> I'd like to insert an SMTP filter proxy between tcpserver and qmail
> (or, in my case: rblsmtpd) that reads a file or cdb containing
> all of the domains in my rcpthosts file, and REJECTS messages that are
> addressed FROM one of those domains UNLESS the RELAYCLIENT
> environment variable is set (which would mean that it's legitimate
> email from one of my customers).
Unlike rblsmtp, you'll have to let the SMTP session take place, because
you wouldn't have the envelope sender address.
Thus, you need a filter between qmail-smtpd and qmail-queue.
A generic filter is already available:
It's easy to implement, and there are a some simple examples in the
source tarball that show how you'd be able to write a filter that fits
your needs in any programming language you want.
> The idea seems relatively simple, and I can't immediately think of any
> problems with it.
Let's say, I am [EMAIL PROTECTED] As I'm currently at home, I'm using
my local qmail server to relay mail to the outside. Though I don't use
the wingnet.net mail server, I have an identity called [EMAIL PROTECTED]
configured in my mail client.
If I send some mail to your server (that is expected to be configured in
the way you said), it would not accept a mail from me to
[EMAIL PROTECTED], because I'm using wingnet.net (one of your domains)
as my From address, but I haven't authorized myself to relay, because I
don't relay through your server - I simply send a mail to you.
> And Implementing it would greatly reduce
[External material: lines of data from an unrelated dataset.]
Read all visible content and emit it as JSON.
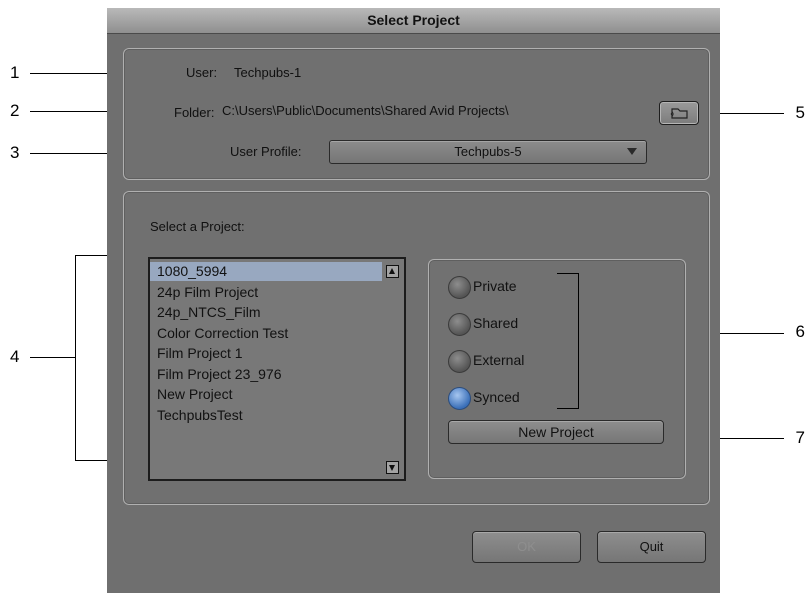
{
  "dialog": {
    "title": "Select Project",
    "user_label": "User:",
    "user_value": "Techpubs-1",
    "folder_label": "Folder:",
    "folder_value": "C:\\Users\\Public\\Documents\\Shared Avid Projects\\",
    "profile_label": "User Profile:",
    "profile_value": "Techpubs-5",
    "select_project_label": "Select a Project:",
    "projects": [
      "1080_5994",
      "24p Film Project",
      "24p_NTCS_Film",
      "Color Correction Test",
      "Film Project 1",
      "Film Project 23_976",
      "New Project",
      "TechpubsTest"
    ],
    "selected_project_index": 0,
    "location_options": [
      {
        "label": "Private",
        "selected": false
      },
      {
        "label": "Shared",
        "selected": false
      },
      {
        "label": "External",
        "selected": false
      },
      {
        "label": "Synced",
        "selected": true
      }
    ],
    "new_project_label": "New Project",
    "ok_label": "OK",
    "quit_label": "Quit"
  },
  "callouts": [
    "1",
    "2",
    "3",
    "4",
    "5",
    "6",
    "7"
  ],
  "icons": {
    "folder_browse": "folder-icon",
    "dropdown": "chevron-down-icon"
  },
  "colors": {
    "selection": "#98a8c0",
    "radio_on": "#3a6fb8",
    "panel": "#707070"
  }
}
> spam with forged headers claiming to be from one of my customers.
No, even if you patch your mailserver, I'm still able to send out mail
appearing to be from [EMAIL PROTECTED] or [EMAIL PROTECTED] That's
simply not under your control.
Your idea has the following conclusions:
1) A wingnet.net user that isn't authorized to relay is able to send
mail to any local domain on your server, using any envelope sender
address he wants (but none from your domains!)
2) A wingnet.net user that is authorized to relay is able to send mail
to any user in the world, using any envelope sender address he wants.
3) An outside user is authorized to send mail to you as long as he
doesn't use one of your domains that are managed by your server.
4) You do not prohibit anybody in the world to send mail to anybody in
the world using one of your domains in his envelope sender address.
I think, your idea simply isn't the right approach to your problem,
which I still don't completely understand. Please describe more
appropriatly what type of messages from whom to who you want to